After the bout, Vijender said, “I did fall for all that Cheka was saying in the media. A few people in my group did ask me to be careful. But after the first round, I had his measure and then I sorted him out.” In fact, in the middle of the second round, after landing one straight to the face, Vijender did a bit of show-boating, one leg tucked behind the other as he gleefully smiled at Cheka. The crowd roared.
It was Vijender’s eighth consecutive win in professional boxing and second at home; also his seventh knockout in eight bouts. “Two months of training in Manchester has done me good,” said the Indian champion, “I am happy and I believe in punch-power.”
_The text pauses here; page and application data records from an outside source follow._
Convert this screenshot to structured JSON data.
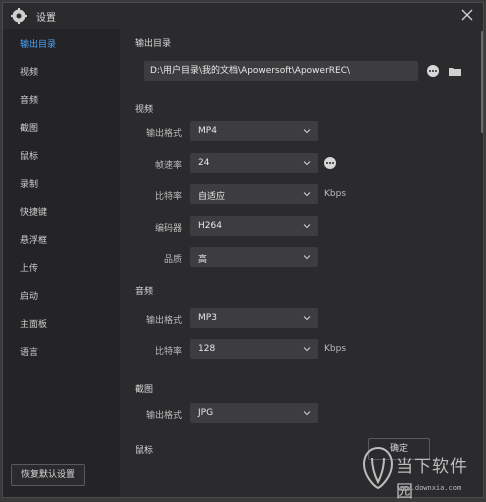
{
  "window": {
    "title": "设置"
  },
  "sidebar": {
    "items": [
      {
        "label": "输出目录",
        "active": true
      },
      {
        "label": "视频"
      },
      {
        "label": "音频"
      },
      {
        "label": "截图"
      },
      {
        "label": "鼠标"
      },
      {
        "label": "录制"
      },
      {
        "label": "快捷键"
      },
      {
        "label": "悬浮框"
      },
      {
        "label": "上传"
      },
      {
        "label": "启动"
      },
      {
        "label": "主面板"
      },
      {
        "label": "语言"
      }
    ],
    "restore_label": "恢复默认设置"
  },
  "output": {
    "section_label": "输出目录",
    "path": "D:\\用户目录\\我的文档\\Apowersoft\\ApowerREC\\"
  },
  "video": {
    "section_label": "视频",
    "format": {
      "label": "输出格式",
      "value": "MP4"
    },
    "framerate": {
      "label": "帧速率",
      "value": "24"
    },
    "bitrate": {
      "label": "比特率",
      "value": "自适应",
      "unit": "Kbps"
    },
    "encoder": {
      "label": "编码器",
      "value": "H264"
    },
    "quality": {
      "label": "品质",
      "value": "高"
    }
  },
  "audio": {
    "section_label": "音频",
    "format": {
      "label": "输出格式",
      "value": "MP3"
    },
    "bitrate": {
      "label": "比特率",
      "value": "128",
      "unit": "Kbps"
    }
  },
  "screenshot": {
    "section_label": "截图",
    "format": {
      "label": "输出格式",
      "value": "JPG"
    }
  },
  "mouse": {
    "section_label": "鼠标"
  },
  "footer": {
    "confirm_label": "确定"
  },
  "watermark": {
    "brand": "当下软件园",
    "url": "www.downxia.com"
  },
  "colors": {
    "accent": "#4aa3ff",
    "background": "#2b2b2e",
    "sidebar": "#242427",
    "field": "#3d3d40"
  }
}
Vijender dedicated his win to the martyred Indian soldiers. His next bout and opponent should be up in six months’ time, probably taking place in China or Dubai. The word ‘biopic’ was thrown in as Vijender smiled. “I keep on repeating ‘Picture abhi baaki hain mere dost’. It’s not the end for me right now, and when I retire that would be the time for a biopic to be made on me. So, I don’t think so, it’s the right time as I haven’t ended my career now.”
First Published On : Dec 18, 2016 09:56 IST